- Convenience: With some lenders, you could get approved in minutes and complete the entire application process from your home.
- Options: There are a plethora of lenders, banks, or credit unions to choose from when it comes to finding a loan that’s right for you.
- Quick relief: If you can’t work and wait for your application to be processed, disability loans fill this gap.
- Potentially high interest rates: Depending on your credit, you could end up with a high rate, which could lead to high interest rate debt down the road.
- Payday risk: Many payday loans are for people with disabilities, but they usually come with astronomically high interest rates that can keep you in debt for years.
- Short repayment terms: Depending on the lender, you may benefit from a shorter repayment period, which means you might have a larger monthly payment with a shorter repayment term than with other types of debt.
Alternatives to a disability loan
If you do not meet the eligibility requirements or do not wish to take out a long-term loan, you have alternatives to help you finance the processing time of your disability application:
- Government assistance: This includes programs such as cash assistance, SNAP, social assistance and unemployment benefits. You can apply for government assistance and see if you qualify with your personal service or state social service agency.
- Workers compensation: If you suffer from an occupational injury or illness, you may be eligible for Workers’ Compensation. The process for filing a claim can differ from state to state, so research the process and follow all the necessary steps. In addition, depending on your state’s regulations, you may be entitled to additional disability benefits if your injury has made you unable to work.

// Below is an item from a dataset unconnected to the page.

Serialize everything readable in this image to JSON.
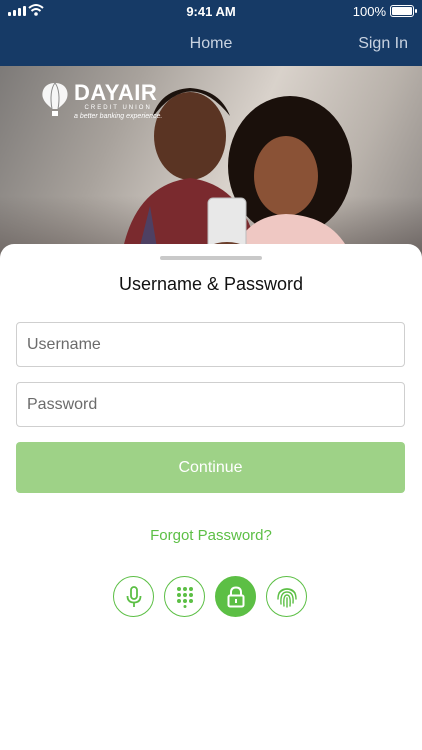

- Cash advances: A cash advance is a short-term loan that allows you to use your credit card to borrow the money you need. This can be done at an ATM or through a bank that offers cash advances. Cash advances are a form of credit card debt, and the money you borrow will need to be paid back.
- Disability insurance: Disability insurance pays part of your income if you are disabled and unable to work. There are two forms: short and long term, which come with different coverage amounts and waiting periods. You may be able to purchase an employer sponsored plan or purchase an individual plan from an insurance broker or company.
- Loans from families or friends: As a last resort, you can ask a trusted friend or family member to lend you money for your necessities. If you choose this method, keep in mind that it could lead to relationship breakdowns if you are not able to repay them as promised.
At the end of the line
After considering all of your options, if you decide that a disability loan is the way to go, make sure you have a solid plan in place and the money to pay off the loan. It’s also important to make sure you do your research to find the lender who offers you the best rates and terms for your financial needs.